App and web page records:

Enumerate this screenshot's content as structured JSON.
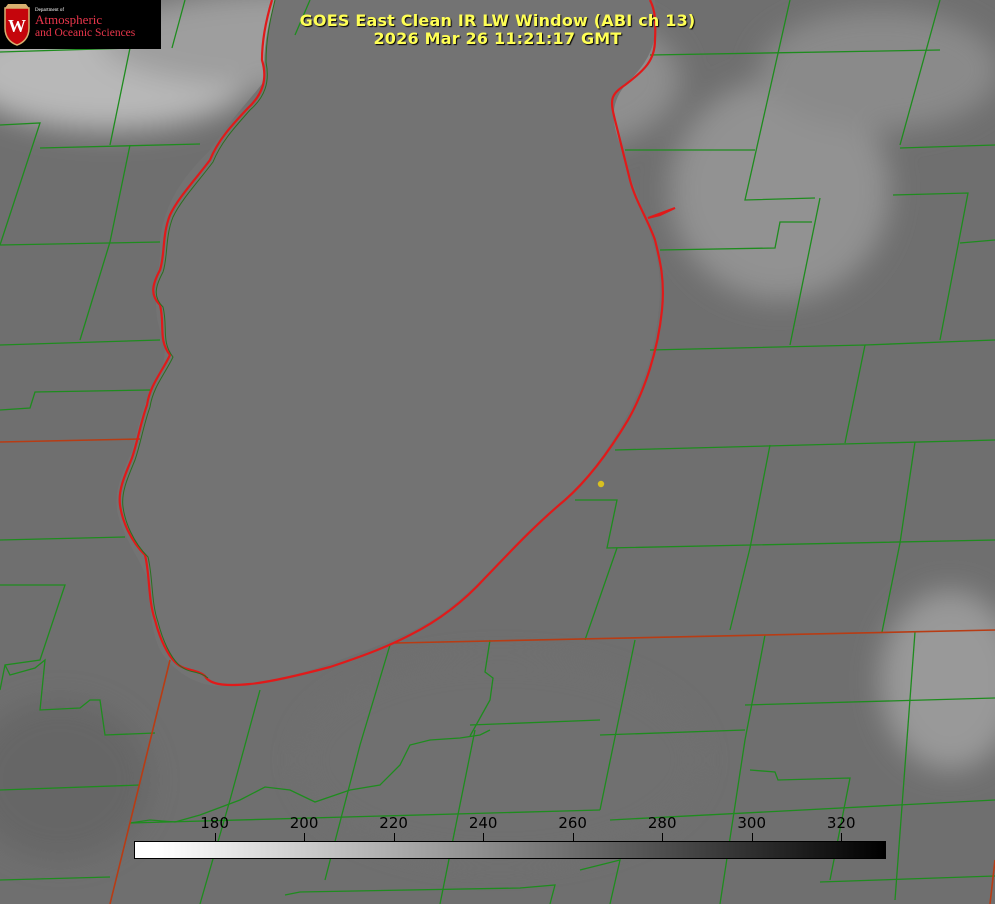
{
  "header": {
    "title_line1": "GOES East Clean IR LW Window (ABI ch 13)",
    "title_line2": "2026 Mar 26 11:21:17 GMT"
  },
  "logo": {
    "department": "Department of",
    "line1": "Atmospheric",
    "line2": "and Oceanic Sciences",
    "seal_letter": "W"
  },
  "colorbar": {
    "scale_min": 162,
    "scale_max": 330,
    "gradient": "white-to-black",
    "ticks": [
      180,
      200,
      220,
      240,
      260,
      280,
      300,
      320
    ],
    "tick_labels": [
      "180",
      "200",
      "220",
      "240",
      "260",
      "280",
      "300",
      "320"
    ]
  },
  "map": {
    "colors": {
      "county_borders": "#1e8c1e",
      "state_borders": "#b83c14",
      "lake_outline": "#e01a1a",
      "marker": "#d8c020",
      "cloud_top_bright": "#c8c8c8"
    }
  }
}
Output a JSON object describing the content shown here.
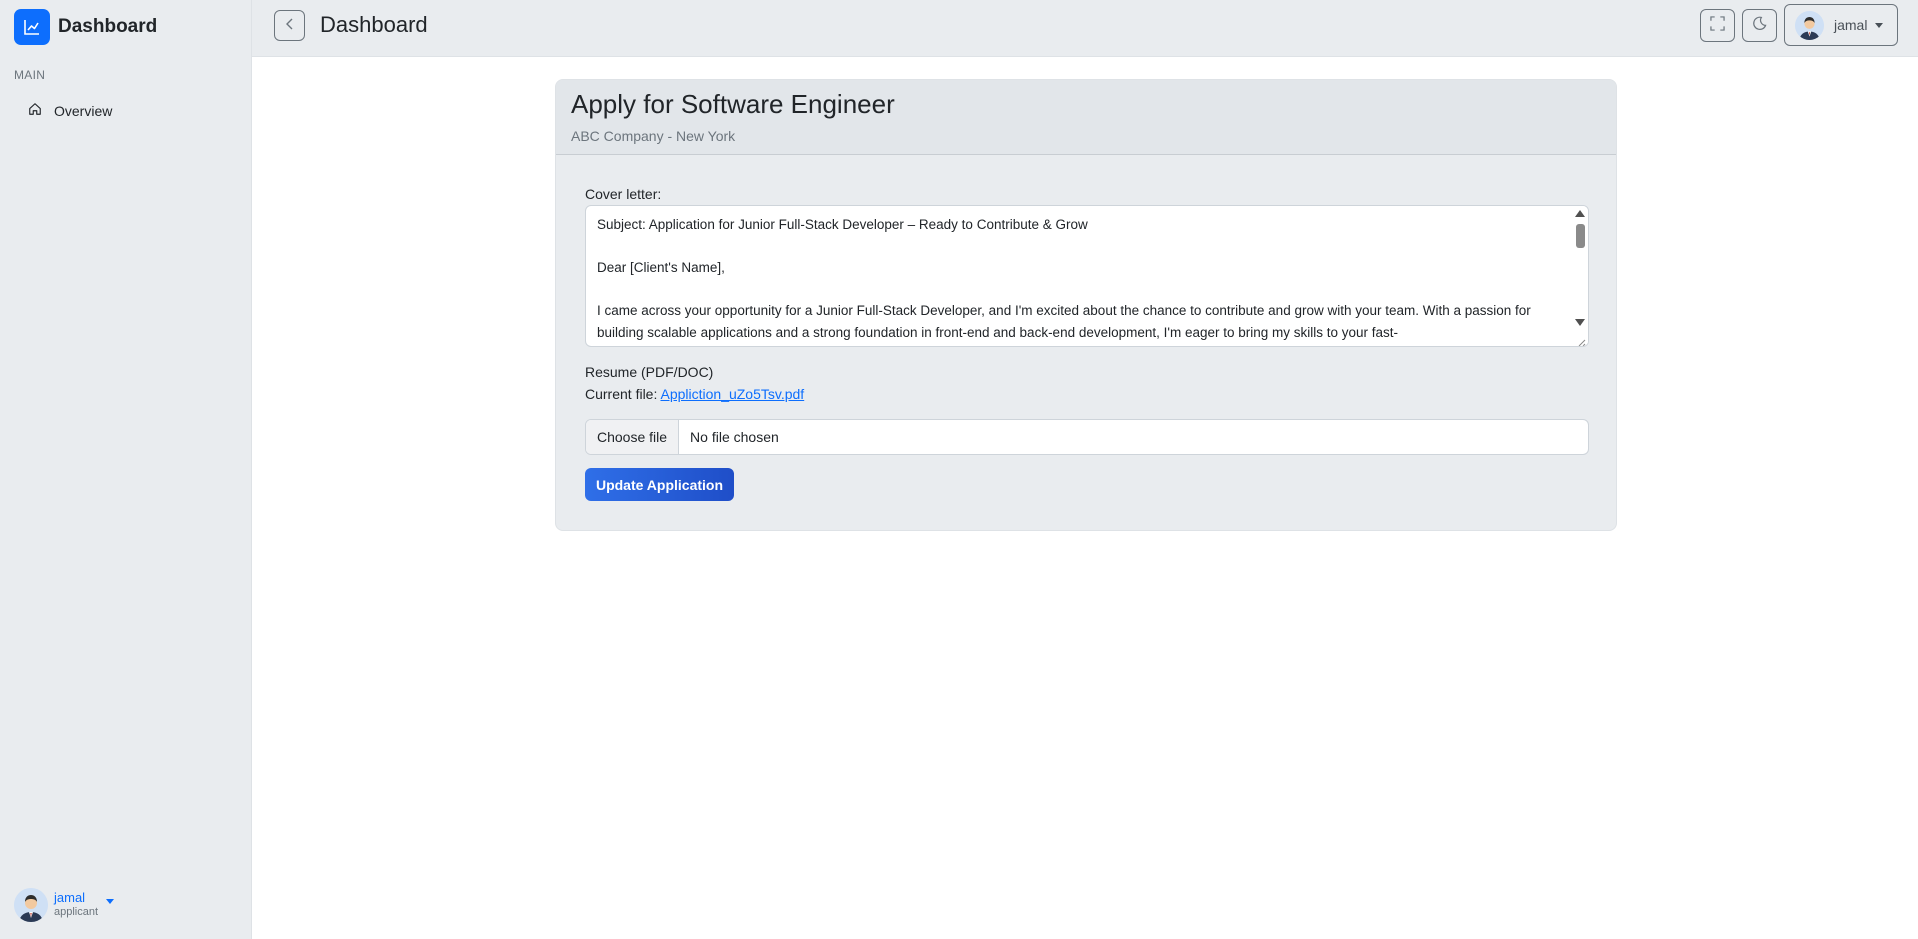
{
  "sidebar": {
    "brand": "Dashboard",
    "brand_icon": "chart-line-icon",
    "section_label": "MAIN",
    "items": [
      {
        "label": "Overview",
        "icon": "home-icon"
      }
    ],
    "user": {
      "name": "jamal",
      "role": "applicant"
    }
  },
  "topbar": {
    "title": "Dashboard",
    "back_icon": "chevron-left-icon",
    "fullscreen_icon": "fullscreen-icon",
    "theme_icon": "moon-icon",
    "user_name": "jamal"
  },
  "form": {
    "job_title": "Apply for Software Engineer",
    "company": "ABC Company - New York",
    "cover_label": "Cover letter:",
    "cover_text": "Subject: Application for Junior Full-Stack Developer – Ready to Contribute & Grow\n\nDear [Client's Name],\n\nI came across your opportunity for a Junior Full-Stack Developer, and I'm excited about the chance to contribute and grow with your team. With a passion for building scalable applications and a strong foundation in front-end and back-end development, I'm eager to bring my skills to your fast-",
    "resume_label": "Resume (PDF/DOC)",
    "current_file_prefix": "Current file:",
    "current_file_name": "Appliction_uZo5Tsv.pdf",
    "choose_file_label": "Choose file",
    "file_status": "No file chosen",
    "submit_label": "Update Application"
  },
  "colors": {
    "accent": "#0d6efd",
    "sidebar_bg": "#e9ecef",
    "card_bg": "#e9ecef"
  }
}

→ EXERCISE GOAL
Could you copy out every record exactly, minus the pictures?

→ EXERCISE OUTPUT
Enumerate this screenshot's content as structured JSON.
{
  "header": {
    "title_line1": "GOES East Clean IR LW Window (ABI ch 13)",
    "title_line2": "2026 Mar 26 11:21:17 GMT"
  },
  "logo": {
    "department": "Department of",
    "line1": "Atmospheric",
    "line2": "and Oceanic Sciences",
    "seal_letter": "W"
  },
  "colorbar": {
    "scale_min": 162,
    "scale_max": 330,
    "gradient": "white-to-black",
    "ticks": [
      180,
      200,
      220,
      240,
      260,
      280,
      300,
      320
    ],
    "tick_labels": [
      "180",
      "200",
      "220",
      "240",
      "260",
      "280",
      "300",
      "320"
    ]
  },
  "map": {
    "colors": {
      "county_borders": "#1e8c1e",
      "state_borders": "#b83c14",
      "lake_outline": "#e01a1a",
      "marker": "#d8c020",
      "cloud_top_bright": "#c8c8c8"
    }
  }
}
Output a JSON object describing the content shown here.
{
  "sidebar": {
    "brand": "Dashboard",
    "brand_icon": "chart-line-icon",
    "section_label": "MAIN",
    "items": [
      {
        "label": "Overview",
        "icon": "home-icon"
      }
    ],
    "user": {
      "name": "jamal",
      "role": "applicant"
    }
  },
  "topbar": {
    "title": "Dashboard",
    "back_icon": "chevron-left-icon",
    "fullscreen_icon": "fullscreen-icon",
    "theme_icon": "moon-icon",
    "user_name": "jamal"
  },
  "form": {
    "job_title": "Apply for Software Engineer",
    "company": "ABC Company - New York",
    "cover_label": "Cover letter:",
    "cover_text": "Subject: Application for Junior Full-Stack Developer – Ready to Contribute & Grow\n\nDear [Client's Name],\n\nI came across your opportunity for a Junior Full-Stack Developer, and I'm excited about the chance to contribute and grow with your team. With a passion for building scalable applications and a strong foundation in front-end and back-end development, I'm eager to bring my skills to your fast-",
    "resume_label": "Resume (PDF/DOC)",
    "current_file_prefix": "Current file:",
    "current_file_name": "Appliction_uZo5Tsv.pdf",
    "choose_file_label": "Choose file",
    "file_status": "No file chosen",
    "submit_label": "Update Application"
  },
  "colors": {
    "accent": "#0d6efd",
    "sidebar_bg": "#e9ecef",
    "card_bg": "#e9ecef"
  }
}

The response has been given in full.